* _WHAT THE TASK ASKS_
Leave every image out, and return the rest of the data word for word.

* _EXERCISE MATERIAL_
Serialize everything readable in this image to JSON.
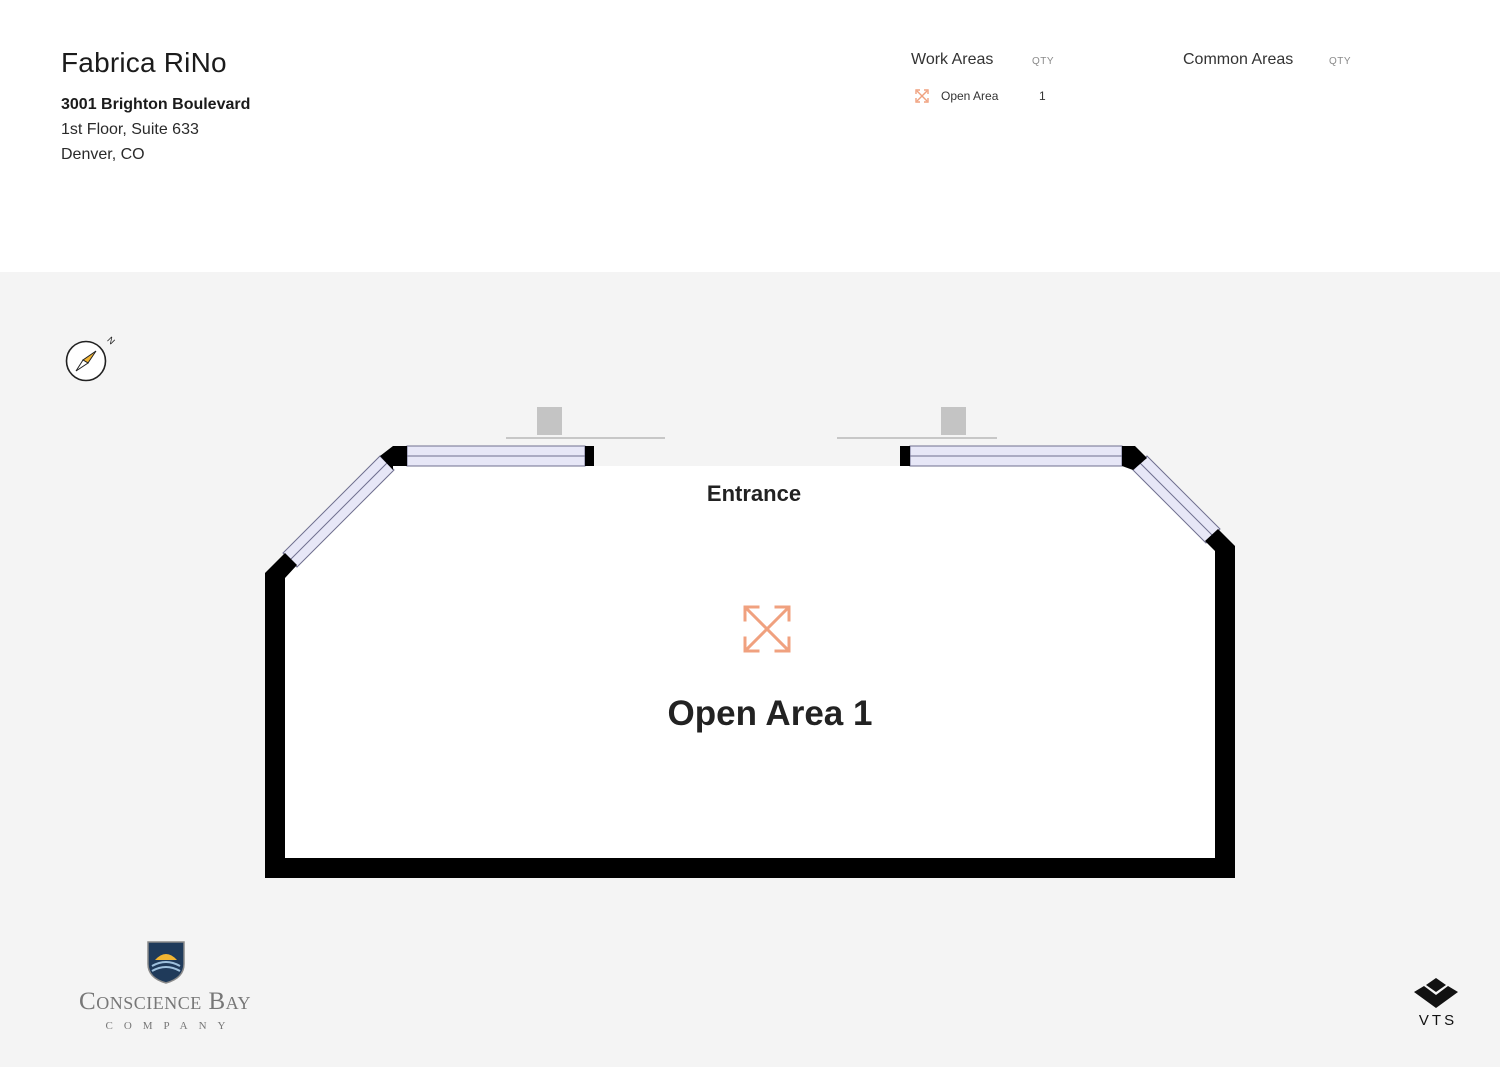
{
  "property": {
    "name": "Fabrica RiNo",
    "address_line1": "3001 Brighton Boulevard",
    "address_line2": "1st Floor, Suite 633",
    "address_line3": "Denver, CO"
  },
  "legend": {
    "work_areas": {
      "heading": "Work Areas",
      "qty_label": "QTY",
      "items": [
        {
          "label": "Open Area",
          "qty": "1",
          "icon": "expand-arrows-icon",
          "color": "#f0a17f"
        }
      ]
    },
    "common_areas": {
      "heading": "Common Areas",
      "qty_label": "QTY",
      "items": []
    }
  },
  "floor_plan": {
    "entrance_label": "Entrance",
    "areas": [
      {
        "label": "Open Area 1",
        "type": "Open Area",
        "icon": "expand-arrows-icon"
      }
    ],
    "compass_label": "N",
    "colors": {
      "wall": "#000000",
      "window_fill": "#e7e7f7",
      "window_stroke": "#6f6f8f",
      "background": "#f4f4f4",
      "area_icon": "#f0a17f"
    }
  },
  "logos": {
    "landlord_name": "Conscience Bay",
    "landlord_sub": "COMPANY",
    "platform": "VTS"
  }
}
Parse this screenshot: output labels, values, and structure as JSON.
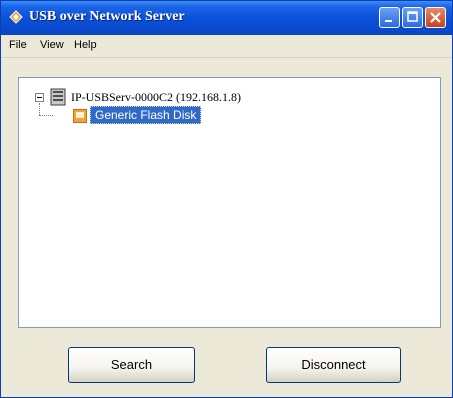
{
  "window": {
    "title": "USB over Network Server",
    "icons": {
      "app": "diamond-app-icon",
      "minimize": "minimize-icon",
      "maximize": "maximize-icon",
      "close": "close-icon"
    },
    "colors": {
      "titlebar": "#0b4fd8",
      "selection": "#316ac5",
      "close_button": "#c8401e"
    }
  },
  "menu": {
    "items": [
      {
        "label": "File"
      },
      {
        "label": "View"
      },
      {
        "label": "Help"
      }
    ]
  },
  "tree": {
    "server": {
      "label": "IP-USBServ-0000C2 (192.168.1.8)",
      "icon": "server-icon",
      "expanded": true
    },
    "devices": [
      {
        "label": "Generic Flash Disk",
        "icon": "usb-device-icon",
        "selected": true
      }
    ]
  },
  "buttons": {
    "search_label": "Search",
    "disconnect_label": "Disconnect"
  }
}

* _RESPONSE AREA_
Serialize everything readable in this image to JSON.
{
  "property": {
    "name": "Fabrica RiNo",
    "address_line1": "3001 Brighton Boulevard",
    "address_line2": "1st Floor, Suite 633",
    "address_line3": "Denver, CO"
  },
  "legend": {
    "work_areas": {
      "heading": "Work Areas",
      "qty_label": "QTY",
      "items": [
        {
          "label": "Open Area",
          "qty": "1",
          "icon": "expand-arrows-icon",
          "color": "#f0a17f"
        }
      ]
    },
    "common_areas": {
      "heading": "Common Areas",
      "qty_label": "QTY",
      "items": []
    }
  },
  "floor_plan": {
    "entrance_label": "Entrance",
    "areas": [
      {
        "label": "Open Area 1",
        "type": "Open Area",
        "icon": "expand-arrows-icon"
      }
    ],
    "compass_label": "N",
    "colors": {
      "wall": "#000000",
      "window_fill": "#e7e7f7",
      "window_stroke": "#6f6f8f",
      "background": "#f4f4f4",
      "area_icon": "#f0a17f"
    }
  },
  "logos": {
    "landlord_name": "Conscience Bay",
    "landlord_sub": "COMPANY",
    "platform": "VTS"
  }
}
Parse this screenshot: output labels, values, and structure as JSON.
{
  "window": {
    "title": "USB over Network Server",
    "icons": {
      "app": "diamond-app-icon",
      "minimize": "minimize-icon",
      "maximize": "maximize-icon",
      "close": "close-icon"
    },
    "colors": {
      "titlebar": "#0b4fd8",
      "selection": "#316ac5",
      "close_button": "#c8401e"
    }
  },
  "menu": {
    "items": [
      {
        "label": "File"
      },
      {
        "label": "View"
      },
      {
        "label": "Help"
      }
    ]
  },
  "tree": {
    "server": {
      "label": "IP-USBServ-0000C2 (192.168.1.8)",
      "icon": "server-icon",
      "expanded": true
    },
    "devices": [
      {
        "label": "Generic Flash Disk",
        "icon": "usb-device-icon",
        "selected": true
      }
    ]
  },
  "buttons": {
    "search_label": "Search",
    "disconnect_label": "Disconnect"
  }
}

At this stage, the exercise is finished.